Exercise instructions
For every line below, restate it exactly and drop the images.

Listed entries
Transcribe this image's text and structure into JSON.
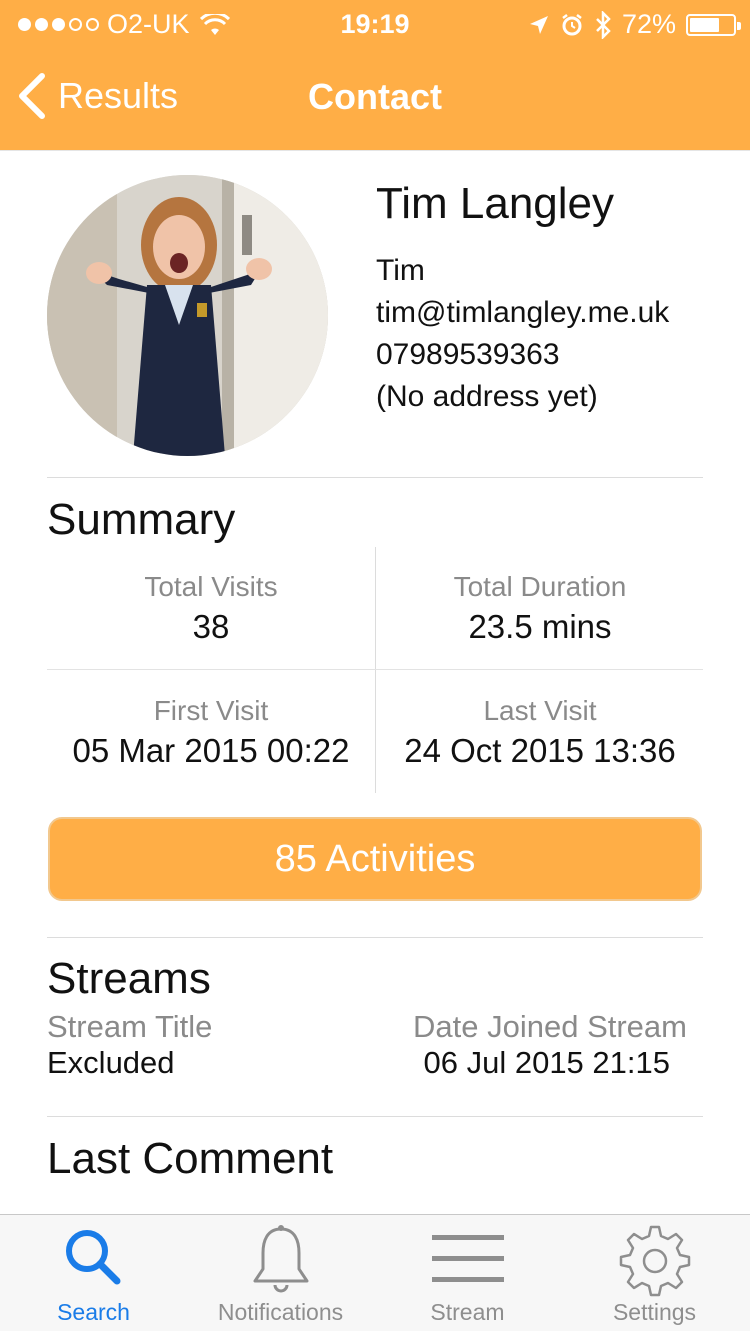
{
  "status_bar": {
    "carrier": "O2-UK",
    "time": "19:19",
    "battery": "72%",
    "battery_level": 0.72,
    "signal_bars_filled": 3,
    "signal_bars_total": 5
  },
  "nav": {
    "back_label": "Results",
    "title": "Contact"
  },
  "contact": {
    "name": "Tim Langley",
    "first_name": "Tim",
    "email": "tim@timlangley.me.uk",
    "phone": "07989539363",
    "address": "(No address yet)"
  },
  "summary": {
    "title": "Summary",
    "total_visits_label": "Total Visits",
    "total_visits_value": "38",
    "total_duration_label": "Total Duration",
    "total_duration_value": "23.5 mins",
    "first_visit_label": "First Visit",
    "first_visit_value": "05 Mar 2015 00:22",
    "last_visit_label": "Last Visit",
    "last_visit_value": "24 Oct 2015 13:36"
  },
  "activities_button": "85 Activities",
  "streams": {
    "title": "Streams",
    "col_title_label": "Stream Title",
    "col_date_label": "Date Joined Stream",
    "rows": [
      {
        "title": "Excluded",
        "date": "06 Jul 2015 21:15"
      }
    ]
  },
  "last_comment": {
    "title": "Last Comment"
  },
  "tabbar": {
    "tabs": [
      {
        "label": "Search",
        "icon": "search-icon",
        "active": true
      },
      {
        "label": "Notifications",
        "icon": "bell-icon",
        "active": false
      },
      {
        "label": "Stream",
        "icon": "menu-lines-icon",
        "active": false
      },
      {
        "label": "Settings",
        "icon": "gear-icon",
        "active": false
      }
    ]
  },
  "colors": {
    "accent": "#FFAE46",
    "active_tab": "#1a7ce8",
    "secondary_text": "#8a8a8a"
  }
}
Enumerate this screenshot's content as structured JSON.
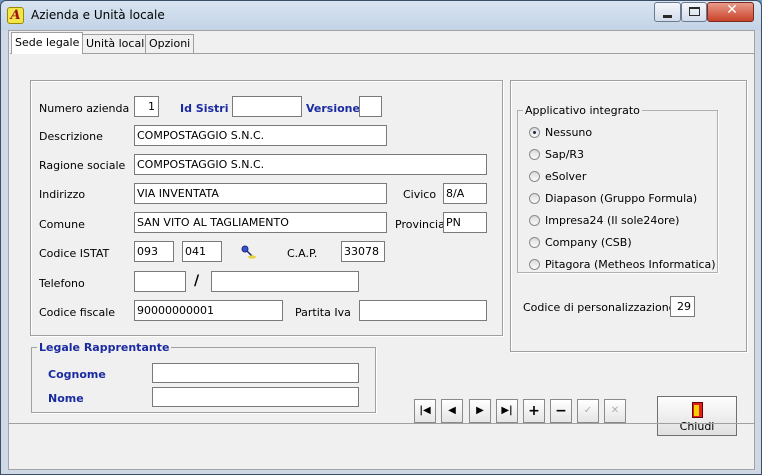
{
  "window": {
    "title": "Azienda e Unità locale",
    "app_icon_glyph": "A"
  },
  "tabs": [
    {
      "label": "Sede legale",
      "active": true
    },
    {
      "label": "Unità locali",
      "active": false
    },
    {
      "label": "Opzioni",
      "active": false
    }
  ],
  "form": {
    "numero_azienda": {
      "label": "Numero azienda",
      "value": "1"
    },
    "id_sistri": {
      "label": "Id Sistri",
      "value": ""
    },
    "versione": {
      "label": "Versione",
      "value": ""
    },
    "descrizione": {
      "label": "Descrizione",
      "value": "COMPOSTAGGIO S.N.C."
    },
    "ragione_sociale": {
      "label": "Ragione sociale",
      "value": "COMPOSTAGGIO  S.N.C."
    },
    "indirizzo": {
      "label": "Indirizzo",
      "value": "VIA INVENTATA"
    },
    "civico": {
      "label": "Civico",
      "value": "8/A"
    },
    "comune": {
      "label": "Comune",
      "value": "SAN VITO AL TAGLIAMENTO"
    },
    "provincia": {
      "label": "Provincia",
      "value": "PN"
    },
    "codice_istat": {
      "label": "Codice ISTAT",
      "value1": "093",
      "value2": "041"
    },
    "cap": {
      "label": "C.A.P.",
      "value": "33078"
    },
    "telefono": {
      "label": "Telefono",
      "value1": "",
      "value2": "",
      "separator": "/"
    },
    "codice_fiscale": {
      "label": "Codice fiscale",
      "value": "90000000001"
    },
    "partita_iva": {
      "label": "Partita Iva",
      "value": ""
    }
  },
  "applicativo": {
    "title": "Applicativo integrato",
    "options": [
      {
        "label": "Nessuno",
        "selected": true
      },
      {
        "label": "Sap/R3",
        "selected": false
      },
      {
        "label": "eSolver",
        "selected": false
      },
      {
        "label": "Diapason (Gruppo Formula)",
        "selected": false
      },
      {
        "label": "Impresa24 (Il sole24ore)",
        "selected": false
      },
      {
        "label": "Company (CSB)",
        "selected": false
      },
      {
        "label": "Pitagora (Metheos Informatica)",
        "selected": false
      }
    ],
    "codice_personalizzazione": {
      "label": "Codice di personalizzazione:",
      "value": "29"
    }
  },
  "legale": {
    "title": "Legale Rapprentante",
    "cognome": {
      "label": "Cognome",
      "value": ""
    },
    "nome": {
      "label": "Nome",
      "value": ""
    }
  },
  "nav": {
    "first": "|◀",
    "prev": "◀",
    "next": "▶",
    "last": "▶|",
    "add": "+",
    "delete": "−",
    "confirm": "✓",
    "cancel": "✕"
  },
  "chiudi_label": "Chiudi",
  "icons": {
    "lookup": "key-lookup-icon",
    "close_door": "exit-door-icon"
  }
}
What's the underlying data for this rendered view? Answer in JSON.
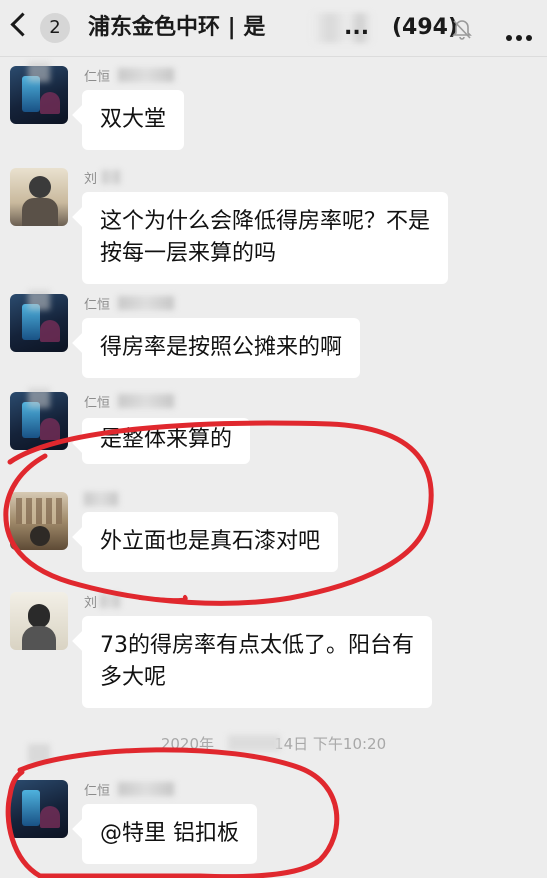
{
  "header": {
    "unread_count": "2",
    "title": "浦东金色中环 | 是",
    "title_trailing": "...",
    "member_count": "(494)",
    "back_icon": "chevron-left-icon",
    "mute_icon": "bell-off-icon",
    "more_icon": "more-dots-icon"
  },
  "messages": [
    {
      "sender": "仁恒",
      "text_lines": [
        "双大堂"
      ]
    },
    {
      "sender": "刘",
      "text_lines": [
        "这个为什么会降低得房率呢？不是",
        "按每一层来算的吗"
      ]
    },
    {
      "sender": "仁恒",
      "text_lines": [
        "得房率是按照公摊来的啊"
      ]
    },
    {
      "sender": "仁恒",
      "text_lines": [
        "是整体来算的"
      ]
    },
    {
      "sender": "",
      "text_lines": [
        "外立面也是真石漆对吧"
      ]
    },
    {
      "sender": "刘",
      "text_lines": [
        "73的得房率有点太低了。阳台有",
        "多大呢"
      ]
    },
    {
      "sender": "仁恒",
      "text_lines": [
        "@特里 铝扣板"
      ]
    }
  ],
  "timestamp": {
    "year": "2020年",
    "day": "14日",
    "time": "下午10:20"
  },
  "colors": {
    "background": "#ededed",
    "bubble": "#ffffff",
    "annotation": "#e0282e"
  }
}
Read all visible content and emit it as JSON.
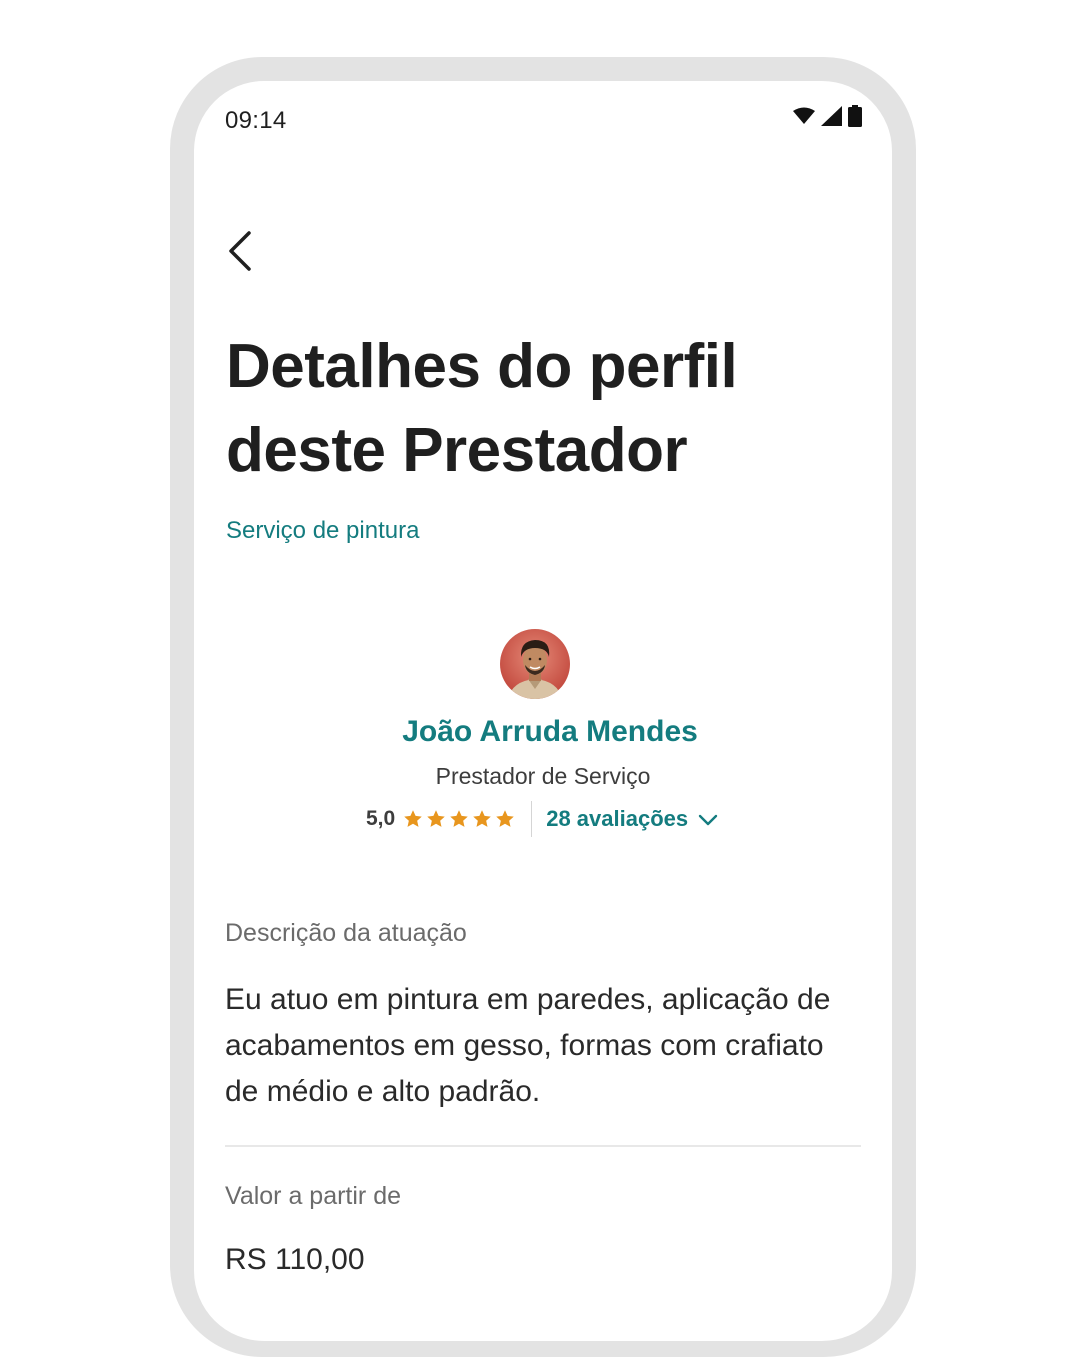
{
  "status_bar": {
    "time": "09:14",
    "icons": [
      "wifi-icon",
      "signal-icon",
      "battery-icon"
    ]
  },
  "header": {
    "back_icon": "chevron-left-icon",
    "title": "Detalhes do perfil deste Prestador"
  },
  "category": "Serviço de pintura",
  "provider": {
    "name": "João Arruda Mendes",
    "role": "Prestador de Serviço",
    "rating_value": "5,0",
    "stars": 5,
    "reviews_label": "28 avaliações",
    "reviews_icon": "chevron-down-icon"
  },
  "description": {
    "label": "Descrição da atuação",
    "text": "Eu atuo em pintura em paredes, aplicação de acabamentos em gesso, formas com crafiato de médio e alto padrão."
  },
  "price": {
    "label": "Valor a partir de",
    "value": "RS 110,00"
  },
  "colors": {
    "accent": "#147c7f",
    "star": "#e8961e",
    "frame": "#e3e3e3"
  }
}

Expected answer
Transcribe this image's text and structure into JSON.
{
  "status_bar": {
    "carrier": "O2-UK",
    "time": "19:19",
    "battery": "72%",
    "battery_level": 0.72,
    "signal_bars_filled": 3,
    "signal_bars_total": 5
  },
  "nav": {
    "back_label": "Results",
    "title": "Contact"
  },
  "contact": {
    "name": "Tim Langley",
    "first_name": "Tim",
    "email": "tim@timlangley.me.uk",
    "phone": "07989539363",
    "address": "(No address yet)"
  },
  "summary": {
    "title": "Summary",
    "total_visits_label": "Total Visits",
    "total_visits_value": "38",
    "total_duration_label": "Total Duration",
    "total_duration_value": "23.5 mins",
    "first_visit_label": "First Visit",
    "first_visit_value": "05 Mar 2015 00:22",
    "last_visit_label": "Last Visit",
    "last_visit_value": "24 Oct 2015 13:36"
  },
  "activities_button": "85 Activities",
  "streams": {
    "title": "Streams",
    "col_title_label": "Stream Title",
    "col_date_label": "Date Joined Stream",
    "rows": [
      {
        "title": "Excluded",
        "date": "06 Jul 2015 21:15"
      }
    ]
  },
  "last_comment": {
    "title": "Last Comment"
  },
  "tabbar": {
    "tabs": [
      {
        "label": "Search",
        "icon": "search-icon",
        "active": true
      },
      {
        "label": "Notifications",
        "icon": "bell-icon",
        "active": false
      },
      {
        "label": "Stream",
        "icon": "menu-lines-icon",
        "active": false
      },
      {
        "label": "Settings",
        "icon": "gear-icon",
        "active": false
      }
    ]
  },
  "colors": {
    "accent": "#FFAE46",
    "active_tab": "#1a7ce8",
    "secondary_text": "#8a8a8a"
  }
}
Enumerate this screenshot's content as structured JSON.
{
  "window": {
    "title": "Azienda e Unità locale",
    "app_icon_glyph": "A"
  },
  "tabs": [
    {
      "label": "Sede legale",
      "active": true
    },
    {
      "label": "Unità locali",
      "active": false
    },
    {
      "label": "Opzioni",
      "active": false
    }
  ],
  "form": {
    "numero_azienda": {
      "label": "Numero azienda",
      "value": "1"
    },
    "id_sistri": {
      "label": "Id Sistri",
      "value": ""
    },
    "versione": {
      "label": "Versione",
      "value": ""
    },
    "descrizione": {
      "label": "Descrizione",
      "value": "COMPOSTAGGIO S.N.C."
    },
    "ragione_sociale": {
      "label": "Ragione sociale",
      "value": "COMPOSTAGGIO  S.N.C."
    },
    "indirizzo": {
      "label": "Indirizzo",
      "value": "VIA INVENTATA"
    },
    "civico": {
      "label": "Civico",
      "value": "8/A"
    },
    "comune": {
      "label": "Comune",
      "value": "SAN VITO AL TAGLIAMENTO"
    },
    "provincia": {
      "label": "Provincia",
      "value": "PN"
    },
    "codice_istat": {
      "label": "Codice ISTAT",
      "value1": "093",
      "value2": "041"
    },
    "cap": {
      "label": "C.A.P.",
      "value": "33078"
    },
    "telefono": {
      "label": "Telefono",
      "value1": "",
      "value2": "",
      "separator": "/"
    },
    "codice_fiscale": {
      "label": "Codice fiscale",
      "value": "90000000001"
    },
    "partita_iva": {
      "label": "Partita Iva",
      "value": ""
    }
  },
  "applicativo": {
    "title": "Applicativo integrato",
    "options": [
      {
        "label": "Nessuno",
        "selected": true
      },
      {
        "label": "Sap/R3",
        "selected": false
      },
      {
        "label": "eSolver",
        "selected": false
      },
      {
        "label": "Diapason (Gruppo Formula)",
        "selected": false
      },
      {
        "label": "Impresa24 (Il sole24ore)",
        "selected": false
      },
      {
        "label": "Company (CSB)",
        "selected": false
      },
      {
        "label": "Pitagora (Metheos Informatica)",
        "selected": false
      }
    ],
    "codice_personalizzazione": {
      "label": "Codice di personalizzazione:",
      "value": "29"
    }
  },
  "legale": {
    "title": "Legale Rapprentante",
    "cognome": {
      "label": "Cognome",
      "value": ""
    },
    "nome": {
      "label": "Nome",
      "value": ""
    }
  },
  "nav": {
    "first": "|◀",
    "prev": "◀",
    "next": "▶",
    "last": "▶|",
    "add": "+",
    "delete": "−",
    "confirm": "✓",
    "cancel": "✕"
  },
  "chiudi_label": "Chiudi",
  "icons": {
    "lookup": "key-lookup-icon",
    "close_door": "exit-door-icon"
  }
}
What's the underlying data for this rendered view? Answer in JSON.
{
  "header": {
    "unread_count": "2",
    "title": "浦东金色中环 | 是",
    "title_trailing": "...",
    "member_count": "(494)",
    "back_icon": "chevron-left-icon",
    "mute_icon": "bell-off-icon",
    "more_icon": "more-dots-icon"
  },
  "messages": [
    {
      "sender": "仁恒",
      "text_lines": [
        "双大堂"
      ]
    },
    {
      "sender": "刘",
      "text_lines": [
        "这个为什么会降低得房率呢？不是",
        "按每一层来算的吗"
      ]
    },
    {
      "sender": "仁恒",
      "text_lines": [
        "得房率是按照公摊来的啊"
      ]
    },
    {
      "sender": "仁恒",
      "text_lines": [
        "是整体来算的"
      ]
    },
    {
      "sender": "",
      "text_lines": [
        "外立面也是真石漆对吧"
      ]
    },
    {
      "sender": "刘",
      "text_lines": [
        "73的得房率有点太低了。阳台有",
        "多大呢"
      ]
    },
    {
      "sender": "仁恒",
      "text_lines": [
        "@特里 铝扣板"
      ]
    }
  ],
  "timestamp": {
    "year": "2020年",
    "day": "14日",
    "time": "下午10:20"
  },
  "colors": {
    "background": "#ededed",
    "bubble": "#ffffff",
    "annotation": "#e0282e"
  }
}
Read all visible content and emit it as JSON.
{
  "status_bar": {
    "time": "09:14",
    "icons": [
      "wifi-icon",
      "signal-icon",
      "battery-icon"
    ]
  },
  "header": {
    "back_icon": "chevron-left-icon",
    "title": "Detalhes do perfil deste Prestador"
  },
  "category": "Serviço de pintura",
  "provider": {
    "name": "João Arruda Mendes",
    "role": "Prestador de Serviço",
    "rating_value": "5,0",
    "stars": 5,
    "reviews_label": "28 avaliações",
    "reviews_icon": "chevron-down-icon"
  },
  "description": {
    "label": "Descrição da atuação",
    "text": "Eu atuo em pintura em paredes, aplicação de acabamentos em gesso, formas com crafiato de médio e alto padrão."
  },
  "price": {
    "label": "Valor a partir de",
    "value": "RS 110,00"
  },
  "colors": {
    "accent": "#147c7f",
    "star": "#e8961e",
    "frame": "#e3e3e3"
  }
}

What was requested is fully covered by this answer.